One of the event’s other prestigious components is its awards program. Each year, CVPR recognizes research through its best papers awards. This year, from a total of 1,467 accepted papers, which were whittled down to 26 finalists, the Awards Committee presented the following awards:
- Best Paper: Unsupervised Learning of Probably Symmetric Deformable 3D Objects from Images in the Wild
Authors: Shangzhe Wu (University of Oxford); Christian Rupprecht (University of Oxford); Andrea Vedaldi (University of Oxford)
- Best Student Paper: BSP-Net: Generating Compact Meshes via Binary Space Partitioning
Authors: Zhiqin Chen (Simon Fraser University); Andrea Tagliasacchi (Google Inc.); Hao Zhang (Simon Fraser University)
- Best Student Paper Honorable Mention: DeepCap: Monocular Human Performance Capture Using Weak Supervision
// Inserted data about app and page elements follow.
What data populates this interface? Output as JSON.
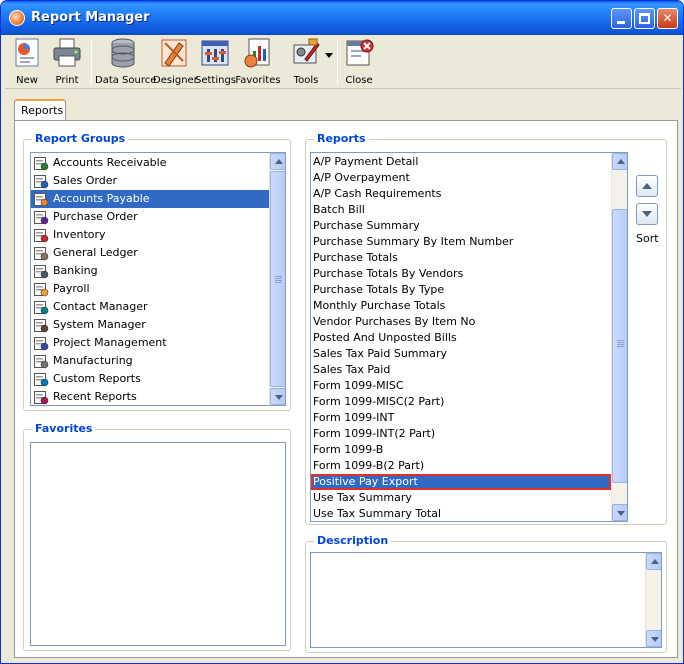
{
  "window": {
    "title": "Report Manager"
  },
  "toolbar": {
    "new_label": "New",
    "print_label": "Print",
    "data_source_label": "Data Source",
    "designer_label": "Designer",
    "settings_label": "Settings",
    "favorites_label": "Favorites",
    "tools_label": "Tools",
    "close_label": "Close"
  },
  "tabs": [
    {
      "label": "Reports",
      "active": true
    }
  ],
  "report_groups": {
    "title": "Report Groups",
    "items": [
      {
        "label": "Accounts Receivable",
        "icon": "receivable-icon"
      },
      {
        "label": "Sales Order",
        "icon": "sales-order-icon"
      },
      {
        "label": "Accounts Payable",
        "icon": "payable-icon",
        "selected": true
      },
      {
        "label": "Purchase Order",
        "icon": "purchase-order-icon"
      },
      {
        "label": "Inventory",
        "icon": "inventory-icon"
      },
      {
        "label": "General Ledger",
        "icon": "ledger-icon"
      },
      {
        "label": "Banking",
        "icon": "bank-icon"
      },
      {
        "label": "Payroll",
        "icon": "payroll-icon"
      },
      {
        "label": "Contact Manager",
        "icon": "contact-icon"
      },
      {
        "label": "System Manager",
        "icon": "system-icon"
      },
      {
        "label": "Project Management",
        "icon": "project-icon"
      },
      {
        "label": "Manufacturing",
        "icon": "gear-icon"
      },
      {
        "label": "Custom Reports",
        "icon": "custom-report-icon"
      },
      {
        "label": "Recent Reports",
        "icon": "recent-report-icon"
      }
    ]
  },
  "favorites": {
    "title": "Favorites"
  },
  "reports": {
    "title": "Reports",
    "items": [
      "A/P Payment Detail",
      "A/P Overpayment",
      "A/P Cash Requirements",
      "Batch Bill",
      "Purchase Summary",
      "Purchase Summary By Item Number",
      "Purchase Totals",
      "Purchase Totals By Vendors",
      "Purchase Totals By Type",
      "Monthly Purchase Totals",
      "Vendor Purchases By Item No",
      "Posted And Unposted Bills",
      "Sales Tax Paid Summary",
      "Sales Tax Paid",
      "Form 1099-MISC",
      "Form 1099-MISC(2 Part)",
      "Form 1099-INT",
      "Form 1099-INT(2 Part)",
      "Form 1099-B",
      "Form 1099-B(2 Part)",
      "Positive Pay Export",
      "Use Tax Summary",
      "Use Tax Summary Total"
    ],
    "selected_index": 20
  },
  "sort": {
    "label": "Sort"
  },
  "description": {
    "title": "Description"
  },
  "colors": {
    "title_bar": "#1F78F3",
    "selection": "#316AC5",
    "group_title": "#0046D5",
    "highlight_outline": "#E0302A"
  }
}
Authors: Marc Habermann (Max Plank Institute for Informatics); Weipeng Xu (MPII); Michael Zollhofer (Facebook Reality Labs); Gerard Pons-Moll (MPII, Germany); Christian Theobalt (MPI Informatik)
The Awards Committee also honored posthumously, Thomas S. Huang, who died on 25 April 2020. Huang was one of the leading figures in computer vision, pattern recognition, and human-computer interaction. In his honor, the Thomas Huang Memorial Prize has been established to recognize and honor distinguished individuals with long-standing service, research, and mentoring within the computer vision community. The prize will be awarded annually beginning in 2021.
“From the fireside chats and oral and poster sessions to the networking, engagement, and recognition opportunities, CVPR 2020 offered a unique forum for education, inspiration, and motivation,” said IEEE Computer Society Executive Director Melissa Russell, co-sponsor of the event. “To successfully execute an event of this magnitude and distinction within a fully virtual format is a testament to the ingenuity, strength, and passion of the computer vision community. We are honored to have been part of this event, and look forward to supporting next year’s conference.”
CVPR 2020 launched 14 June and concluded 19 June. A post-event report with additional program insights, paper and author highlights, sponsor details, and future trends will be made available in the coming weeks. CVPR 2021 will take place 21 June – 24 June in Nashville, Tennessee.